Grey level compression
The contractive affine transformations and the compression methods that they give rise to have all been in terms of binary images. A grey level image can be dealt with in a number of different ways and all that really matters is that we use a suitable generalisation of a contractive affine mapping.
The problem in trying to generalise the contractive affine transformations that we have been using is that they are put together, so to speak, using the idea of set union. This is possible because the black points in the image form a clearly defined set that can be modified by the affine transformations. In the case of a grey level image there is no set of points that we can concentrate on because every point in the image has a grey value.
The solution to the problem is to consider the grey level image as a function  g(x,y) that associates a grey level with each point in the image and allow the IFS to transform this function replacing set union by addition.
The way that this has to be done is a little confusing at first but it makes good sense.
The brightness of the input image at x,y is given by g(x,y). The transformed image is h(x,y).
To find the brightness of the transformed image at h(x',y') we have to add up the contributions of each point in the original image that has been transformed by the IFS to the point x',y'. If the IFS consists of transformations c1,c2 and so on these points are:
c1^{1}(x',y'), c2^{1}(x',y')
and so on.
(Notice that we have to use the inverse transformation because we need to know the points in the original that have been transformed into the output image and the IFS maps points in the original to the output.)
Adding these brightness values together would give you a brightness value that on average will be n times brighter than the original where n is the number of transformations. To keep the grey levels in the same range all we have to do is form a weighted sum of the brightness values. That is:
h(x',y')=p1 g(c1^{1}(x',y'))+ p2 g(c2^{1}(x',y')) + and so on
where the sum of all the p factors is one.
The transformation M(g(x,y)) generated in this way is a contractive affine transformation and so everything discussed earlier still works.

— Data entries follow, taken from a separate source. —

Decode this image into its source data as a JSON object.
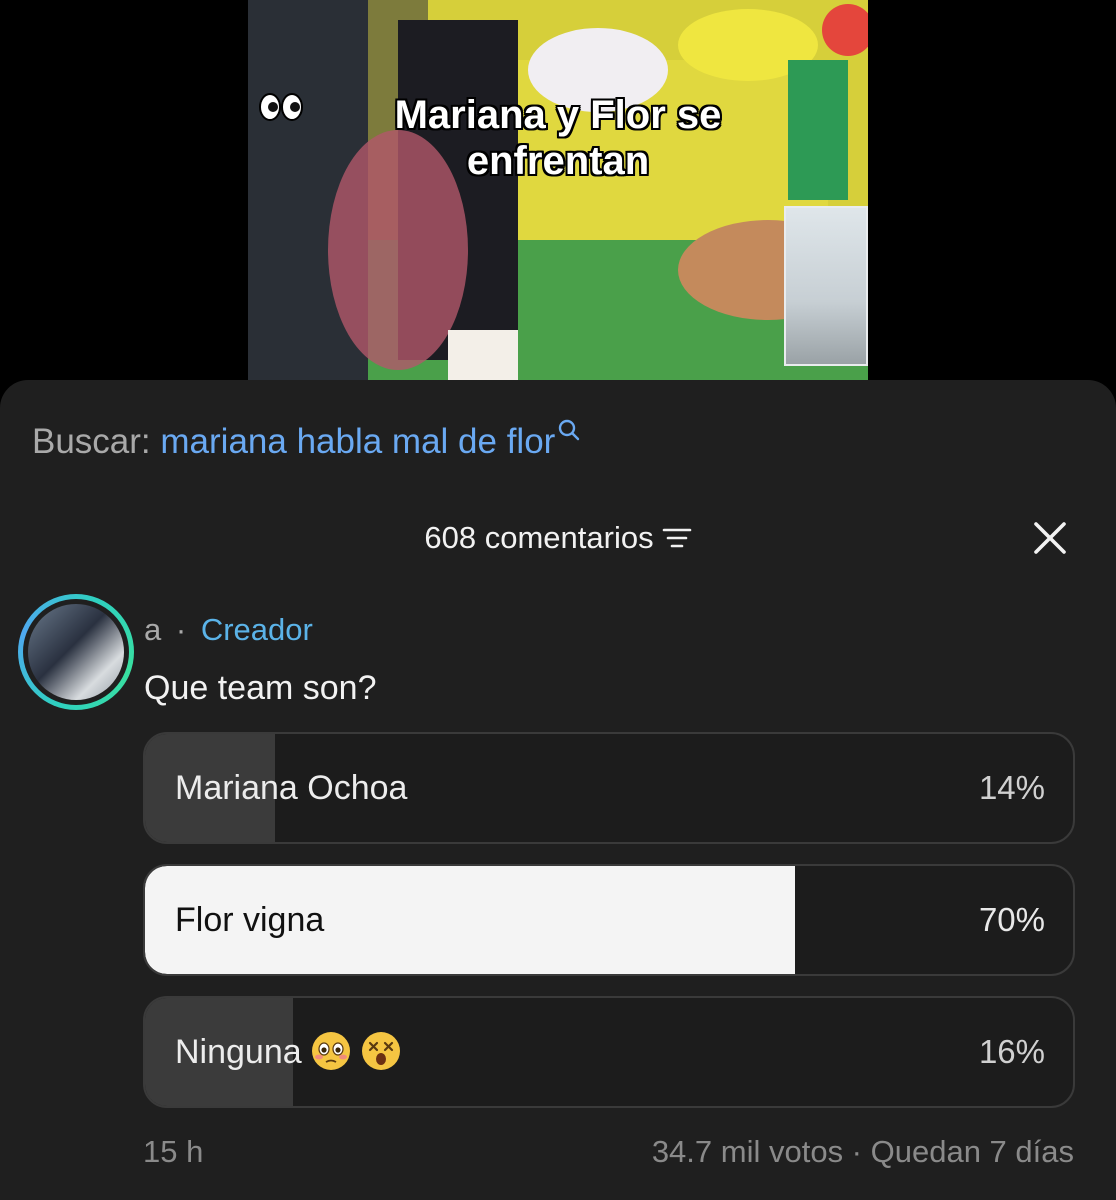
{
  "video": {
    "caption_line1": "Mariana y Flor se",
    "caption_line2": "enfrentan",
    "caption_emoji": "eyes-icon"
  },
  "search": {
    "label": "Buscar:",
    "query": "mariana habla mal de flor",
    "icon": "search-icon"
  },
  "comments": {
    "count_label": "608 comentarios",
    "filter_icon": "filter-icon",
    "close_icon": "close-icon"
  },
  "comment": {
    "author": "a",
    "separator": "·",
    "badge": "Creador",
    "text": "Que team son?",
    "ring_colors": [
      "#2fd0c0",
      "#4fa8f0"
    ],
    "badge_color": "#5bb3e8"
  },
  "poll": {
    "options": [
      {
        "label": "Mariana Ochoa",
        "percent_label": "14%",
        "fraction": 0.14,
        "selected": false
      },
      {
        "label": "Flor vigna",
        "percent_label": "70%",
        "fraction": 0.7,
        "selected": true
      },
      {
        "label": "Ninguna",
        "percent_label": "16%",
        "fraction": 0.16,
        "selected": false,
        "emojis": [
          "flushed-face-icon",
          "dizzy-face-icon"
        ]
      }
    ],
    "fill_color": "#3b3b3b",
    "selected_fill_color": "#f4f4f4",
    "time_ago": "15 h",
    "votes_label": "34.7 mil votos · Quedan 7 días"
  }
}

That is, if you iterate M then the result converges to an attractor and the collage theorem still operates  if M(g(x,y)) is close to g(x,y) then the attractor of M is even closer.
You can even use the same method of dividing up the image into range and domain blocks and looking for the best range block plus transformation to match each of the domain blocks. And of course once you have a method that works with grey levels you can use the same method for colour  just treat the colour image as three grey level images one for red, one for blue and one for green.
The book Fractal Image Compression: Theory and Application (see side panel ) includes code for encoding and decoding images using fractals.
Related Articles
The Programmer's Guide to Chaos
Fun with fractal squiggles
Silverlight Mandelbrot Zoomer
Julia meets HTML5
Benoit Mandelbrot, the father of Fractal Geometry, dies
Looking at Chaos
Inside Random Numbers
The Monte Carlo Method
Computability
The Programmer's Guide To The Transfinite
Binary  Negative Numbers
Binary arithmetic is easy, so easy a computer can do it, but what about negative numbers? This is altogether more tricky and isn't just a matter of putting a negative sign in front of the number.

Recursion
Recursion is often said to separate real programmers from the pack. What is it that makes it so powerful? What is it that makes it so difficult? What is the "shape" of recursion as a flow of control?
[ ... ]
 Other Articles 
<ASIN:0387942114>
<ASIN:1848310870>
<ASIN:1584504234>